Later that night, after coming home and getting ready for bed, I started to think that it might not be that bad. That night obviously serving as an exception, I usually eat really well…pretty freaking clean, in fact. And if I tested positive and went on the candida diet and it helped with my lack of focus and that weird, occasional funk and brain fog I struggled with – not to mention the extra weight around my gut that wouldn’t seem to go away, no matter how clean I ate – then maybe it would actually end up being a good thing. Maybe I could totally do this.
I so do not want to do this, I thought to myself upon waking the next morning.
“Now I look back and think that I was super lucky when I still thought that Atkins was the solution, because at least on that you can have cheese, cream, and coffee…” I wrote to my best friend Katy in an email. “The alcohol thing is honestly not that big of a deal…I barely drink anymore, anyway, save for the occasional night out with Lacy or a glass or two at Jen’s on Monday nights, but it’s more the fact that now I can’t do it at all, you know?”

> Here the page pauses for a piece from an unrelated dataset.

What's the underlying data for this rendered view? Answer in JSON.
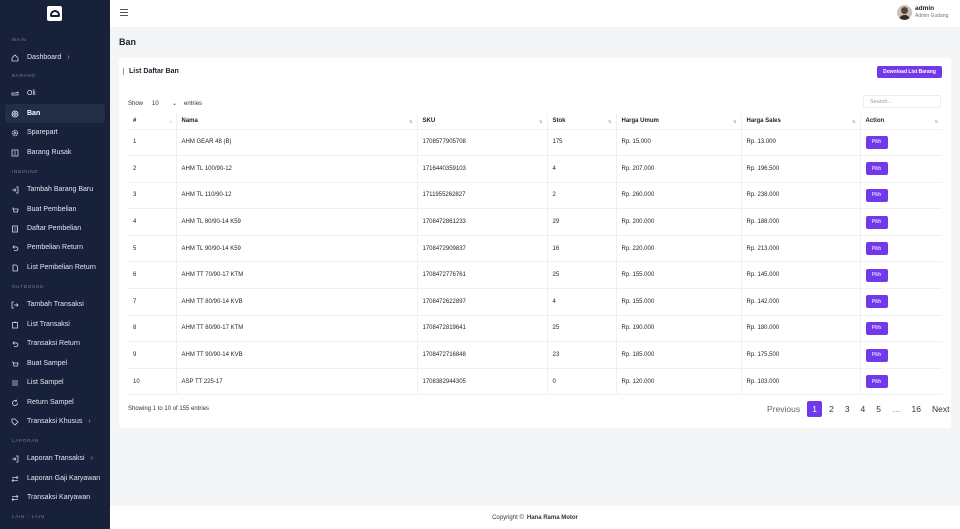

The coffee and the fruit were, quite frankly, the things that bothered me the most. I’ve given up sugar, carbs, and dairy before in quests for better health, and while each of those times were definitely a trip to sucktown, I already knew how to navigate myself down those streets. But I’ve also been able to do that thanks to knowing that I could still turn to coffee to get me through a hard day. It’s a joy for me, that first cup in the morning. And I love fruit…pairing grapes and almonds in the morning is one of my all-time favorite breakfasts. It makes me feel like a better person just to buy fruit.
But even I can only whine so much, so I spent the rest of the day drinking coffee (because I could) and researching this whole candida thing. I found that there was a lot more information on it than I expected, and the more I read about the causes and the symptoms, the more I started to feel pretty deeply that I was going to test positive for it (the only symptoms that *didn’t* match were any type of infections or autoimmune diseases).

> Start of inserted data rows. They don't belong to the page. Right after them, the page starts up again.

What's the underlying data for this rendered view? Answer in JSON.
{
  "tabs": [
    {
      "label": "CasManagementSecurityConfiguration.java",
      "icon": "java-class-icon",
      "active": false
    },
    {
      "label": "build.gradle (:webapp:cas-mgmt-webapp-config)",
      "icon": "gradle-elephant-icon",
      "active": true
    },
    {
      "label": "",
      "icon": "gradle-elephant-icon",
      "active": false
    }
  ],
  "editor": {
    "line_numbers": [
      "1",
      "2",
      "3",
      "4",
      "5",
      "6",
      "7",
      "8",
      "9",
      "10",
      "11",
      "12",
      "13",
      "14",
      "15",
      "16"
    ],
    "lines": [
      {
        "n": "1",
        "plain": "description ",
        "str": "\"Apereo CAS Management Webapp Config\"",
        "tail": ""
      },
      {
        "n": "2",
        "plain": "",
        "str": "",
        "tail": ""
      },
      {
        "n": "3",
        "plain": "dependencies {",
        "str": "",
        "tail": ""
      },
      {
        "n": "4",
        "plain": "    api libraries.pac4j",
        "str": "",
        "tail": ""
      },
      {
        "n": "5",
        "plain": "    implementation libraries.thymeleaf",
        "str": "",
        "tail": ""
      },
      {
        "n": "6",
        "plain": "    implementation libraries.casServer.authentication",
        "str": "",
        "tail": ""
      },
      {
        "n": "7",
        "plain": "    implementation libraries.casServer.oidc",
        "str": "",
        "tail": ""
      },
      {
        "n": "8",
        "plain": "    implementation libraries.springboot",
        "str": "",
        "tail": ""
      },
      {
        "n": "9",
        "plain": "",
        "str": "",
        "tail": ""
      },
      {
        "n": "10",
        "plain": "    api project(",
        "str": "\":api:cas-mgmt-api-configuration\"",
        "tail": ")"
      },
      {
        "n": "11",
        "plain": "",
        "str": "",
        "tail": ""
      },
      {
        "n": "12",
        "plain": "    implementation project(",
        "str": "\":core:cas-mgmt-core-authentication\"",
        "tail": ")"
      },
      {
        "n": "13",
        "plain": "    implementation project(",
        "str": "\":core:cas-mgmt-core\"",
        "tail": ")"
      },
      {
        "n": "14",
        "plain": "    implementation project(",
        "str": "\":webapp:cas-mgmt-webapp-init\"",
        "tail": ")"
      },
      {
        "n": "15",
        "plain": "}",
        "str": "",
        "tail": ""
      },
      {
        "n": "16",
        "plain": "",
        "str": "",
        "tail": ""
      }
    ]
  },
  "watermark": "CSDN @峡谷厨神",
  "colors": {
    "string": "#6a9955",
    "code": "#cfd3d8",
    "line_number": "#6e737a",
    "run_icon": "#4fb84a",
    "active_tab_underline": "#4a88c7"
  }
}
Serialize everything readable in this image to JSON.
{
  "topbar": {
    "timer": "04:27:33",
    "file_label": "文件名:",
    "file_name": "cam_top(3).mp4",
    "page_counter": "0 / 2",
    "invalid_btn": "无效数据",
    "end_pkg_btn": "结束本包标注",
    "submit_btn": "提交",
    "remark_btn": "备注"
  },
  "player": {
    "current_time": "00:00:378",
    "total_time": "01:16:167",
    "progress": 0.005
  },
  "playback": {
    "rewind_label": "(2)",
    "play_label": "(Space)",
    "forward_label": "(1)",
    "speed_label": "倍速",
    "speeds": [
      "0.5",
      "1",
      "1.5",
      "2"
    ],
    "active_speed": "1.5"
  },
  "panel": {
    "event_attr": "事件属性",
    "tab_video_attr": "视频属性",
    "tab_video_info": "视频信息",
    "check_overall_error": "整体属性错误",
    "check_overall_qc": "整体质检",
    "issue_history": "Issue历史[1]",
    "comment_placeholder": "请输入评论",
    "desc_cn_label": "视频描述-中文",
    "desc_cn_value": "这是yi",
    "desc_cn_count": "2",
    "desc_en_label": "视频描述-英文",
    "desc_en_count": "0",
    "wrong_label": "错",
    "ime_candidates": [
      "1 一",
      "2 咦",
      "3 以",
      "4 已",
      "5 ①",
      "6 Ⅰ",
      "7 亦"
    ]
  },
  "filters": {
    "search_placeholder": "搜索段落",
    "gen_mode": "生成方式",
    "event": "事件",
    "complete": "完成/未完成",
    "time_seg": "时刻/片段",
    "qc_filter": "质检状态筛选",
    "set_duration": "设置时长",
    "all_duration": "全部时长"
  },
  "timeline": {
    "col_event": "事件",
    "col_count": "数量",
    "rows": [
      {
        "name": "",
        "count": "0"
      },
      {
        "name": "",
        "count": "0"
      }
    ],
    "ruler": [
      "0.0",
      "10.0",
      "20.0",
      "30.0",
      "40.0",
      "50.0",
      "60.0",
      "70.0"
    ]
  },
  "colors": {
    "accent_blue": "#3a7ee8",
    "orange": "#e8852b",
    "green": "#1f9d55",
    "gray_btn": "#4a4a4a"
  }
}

Also, please, please take my word for it: You do not want to Google Image this thing. Not even out of curiosity, not even for research. SAVE YOURSELF THE HORROR AND DON’T FUCKING DO IT.
The information about treating it was the confusing bit. A lot of information out there directly contradicts other sources, and my doctor wasn’t far off the mark when she said that not many doctors know much about it yet – tons of people reported not being taken seriously when they came to their doctors about candida overgrowth, or they report being misdiagnosed for tons of different things, mostly gluten-intolerance (which can help clean up a lot of the symptoms, but doesn’t address the issues with yeast and leaky gut).
Regardless, I was starting to see that even if I didn’t test positive for candida or gluten intolerance, there was still a lot of stuff in my diet that I could and should probably cut out in a quest for better wellness.
(I still really wanted to keep the coffee, though. And the occasional glass of wine).
As if right on cue, I got the lab results back in the middle of the afternoon. On every test we did, the results were positive for candida overgrowth.
So it looks like this whole #BodyLove adventure is now taking a whole new direction!